[7] This principle is as applicable to an invitee, as was plaintiff, as to that of an employee.

[8] Another instruction is urged by appellant as erroneous. It was dealing with the degree of care required of respondent as affecting the allegation of contributory negligence. The court instructed the jury that the law required of plaintiff that he exercise for his own safety that degree of care which an ordinarily prudent person, with his knowledge and experience would have exercised under similar circumstances.

In Giraudi v. Electric Improvement Co., 107 Cal. 120 [40 P. 108, 48 Am.St.Rep. 114, 28 L.R.A. 596], the court, in considering the refusal to give an instruction with reference to contributory negligence, said:

"The instruction asked had reference only to the alleged contributory negligence of plaintiff. As to that it has been said: 'As there are different classes in society, with widely different degrees of intelligence, the plaintiff was not required to exercise more care than is usual under similar circumstances among careful and prudent persons of the class to which he belongs.'" (Shearman and Redfield on Negligence, sec. 87.)

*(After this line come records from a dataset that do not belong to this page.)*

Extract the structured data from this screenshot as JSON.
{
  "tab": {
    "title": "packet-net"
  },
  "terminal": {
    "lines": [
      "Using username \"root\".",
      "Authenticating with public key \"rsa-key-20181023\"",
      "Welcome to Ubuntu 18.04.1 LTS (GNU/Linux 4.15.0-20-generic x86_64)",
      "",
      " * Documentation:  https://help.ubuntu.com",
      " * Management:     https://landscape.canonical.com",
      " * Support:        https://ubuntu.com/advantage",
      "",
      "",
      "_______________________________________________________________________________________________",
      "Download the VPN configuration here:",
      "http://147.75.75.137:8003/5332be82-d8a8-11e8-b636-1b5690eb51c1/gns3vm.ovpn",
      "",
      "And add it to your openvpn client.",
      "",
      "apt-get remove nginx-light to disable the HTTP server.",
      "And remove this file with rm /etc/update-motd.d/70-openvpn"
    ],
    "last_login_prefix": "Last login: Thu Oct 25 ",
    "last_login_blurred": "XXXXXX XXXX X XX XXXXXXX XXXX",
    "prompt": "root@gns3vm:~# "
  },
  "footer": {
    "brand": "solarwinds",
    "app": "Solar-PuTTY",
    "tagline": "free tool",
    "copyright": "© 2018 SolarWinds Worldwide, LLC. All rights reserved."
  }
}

Plaintiff testified he had experience in handling high voltage wires and fully appreciated their dangerous qualities, and that he should take every precaution to protect himself. Even if it might be argued that in some instances the instruction would sanction a lower standard of care by one than by another with more knowledge and experience, in the instant case that condition from the evidence did not exist and appellant could not have been prejudiced by the instruction even if subject to criticism.

[9] Finally it is claimed certain of the jury were guilty of prejudicial misconduct. On next to the last day of the trial the jury were taken to view the scene of the accident and the pole. They were accompanied by the judge and respective counsel. While at the scene, one of the jurors, [43 Cal. App. 2d 411] in the presence of counsel, made certain measurements of the pole by means of a small caliper. Another juror inserted his hand in a cavity in the side of the pole.

Counsel for appellant, who assert they saw these acts by the particular jurors, made no objection, did not call the matter to the attention of the court, nor ask any instruction to the jury to disregard such information so obtained. By their failure to act they have waived any objection they might have. (Zibbell v. Southern Pacific Co., 160 Cal. 237 [116 P. 513]; Kershaw v. Tilbury, 214 Cal. 679 [8 PaCal.2d 109].)

After carefully reading the rather lengthy record and studying the authorities by respective counsel we can find no errors of sufficient seriousness to justify a reversal. The judgment is affirmed.

Appellant's petition for a hearing by the Supreme Court was denied May 8, 1941.